• **How to complete this task**: Go through the data that follows and restate each line exactly as it reads.

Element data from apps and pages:
☆ ☆ ☆ ☆

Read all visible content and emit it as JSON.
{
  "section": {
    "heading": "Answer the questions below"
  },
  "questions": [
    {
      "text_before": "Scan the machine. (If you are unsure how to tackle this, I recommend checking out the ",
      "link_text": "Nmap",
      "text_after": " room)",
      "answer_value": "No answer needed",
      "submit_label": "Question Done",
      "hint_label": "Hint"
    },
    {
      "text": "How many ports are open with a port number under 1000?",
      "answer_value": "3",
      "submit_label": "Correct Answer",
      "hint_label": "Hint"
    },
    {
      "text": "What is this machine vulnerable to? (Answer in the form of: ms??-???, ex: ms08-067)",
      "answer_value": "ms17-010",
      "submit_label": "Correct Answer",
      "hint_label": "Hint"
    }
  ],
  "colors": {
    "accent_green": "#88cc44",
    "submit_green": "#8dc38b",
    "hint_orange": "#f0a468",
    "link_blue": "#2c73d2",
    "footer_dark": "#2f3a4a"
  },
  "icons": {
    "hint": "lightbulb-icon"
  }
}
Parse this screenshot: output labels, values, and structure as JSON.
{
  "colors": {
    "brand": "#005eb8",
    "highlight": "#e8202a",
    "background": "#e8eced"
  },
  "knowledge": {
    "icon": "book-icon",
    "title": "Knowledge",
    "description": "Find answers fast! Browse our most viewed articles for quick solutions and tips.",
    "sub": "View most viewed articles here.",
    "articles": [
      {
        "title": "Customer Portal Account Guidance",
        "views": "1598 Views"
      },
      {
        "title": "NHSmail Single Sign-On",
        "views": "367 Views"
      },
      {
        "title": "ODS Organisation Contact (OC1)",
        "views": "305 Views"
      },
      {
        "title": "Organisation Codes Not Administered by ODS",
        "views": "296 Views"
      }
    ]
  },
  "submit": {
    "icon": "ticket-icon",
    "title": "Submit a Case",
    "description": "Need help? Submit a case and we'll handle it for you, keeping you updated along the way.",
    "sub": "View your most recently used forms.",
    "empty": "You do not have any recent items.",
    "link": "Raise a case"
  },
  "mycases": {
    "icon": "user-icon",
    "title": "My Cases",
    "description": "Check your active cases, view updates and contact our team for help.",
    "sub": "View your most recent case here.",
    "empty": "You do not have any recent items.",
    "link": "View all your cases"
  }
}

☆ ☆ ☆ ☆

• **Output for this task**:
Read all visible content and emit it as JSON.
{
  "section": {
    "heading": "Answer the questions below"
  },
  "questions": [
    {
      "text_before": "Scan the machine. (If you are unsure how to tackle this, I recommend checking out the ",
      "link_text": "Nmap",
      "text_after": " room)",
      "answer_value": "No answer needed",
      "submit_label": "Question Done",
      "hint_label": "Hint"
    },
    {
      "text": "How many ports are open with a port number under 1000?",
      "answer_value": "3",
      "submit_label": "Correct Answer",
      "hint_label": "Hint"
    },
    {
      "text": "What is this machine vulnerable to? (Answer in the form of: ms??-???, ex: ms08-067)",
      "answer_value": "ms17-010",
      "submit_label": "Correct Answer",
      "hint_label": "Hint"
    }
  ],
  "colors": {
    "accent_green": "#88cc44",
    "submit_green": "#8dc38b",
    "hint_orange": "#f0a468",
    "link_blue": "#2c73d2",
    "footer_dark": "#2f3a4a"
  },
  "icons": {
    "hint": "lightbulb-icon"
  }
}
Parse this screenshot: output labels, values, and structure as JSON.
{
  "colors": {
    "brand": "#005eb8",
    "highlight": "#e8202a",
    "background": "#e8eced"
  },
  "knowledge": {
    "icon": "book-icon",
    "title": "Knowledge",
    "description": "Find answers fast! Browse our most viewed articles for quick solutions and tips.",
    "sub": "View most viewed articles here.",
    "articles": [
      {
        "title": "Customer Portal Account Guidance",
        "views": "1598 Views"
      },
      {
        "title": "NHSmail Single Sign-On",
        "views": "367 Views"
      },
      {
        "title": "ODS Organisation Contact (OC1)",
        "views": "305 Views"
      },
      {
        "title": "Organisation Codes Not Administered by ODS",
        "views": "296 Views"
      }
    ]
  },
  "submit": {
    "icon": "ticket-icon",
    "title": "Submit a Case",
    "description": "Need help? Submit a case and we'll handle it for you, keeping you updated along the way.",
    "sub": "View your most recently used forms.",
    "empty": "You do not have any recent items.",
    "link": "Raise a case"
  },
  "mycases": {
    "icon": "user-icon",
    "title": "My Cases",
    "description": "Check your active cases, view updates and contact our team for help.",
    "sub": "View your most recent case here.",
    "empty": "You do not have any recent items.",
    "link": "View all your cases"
  }
}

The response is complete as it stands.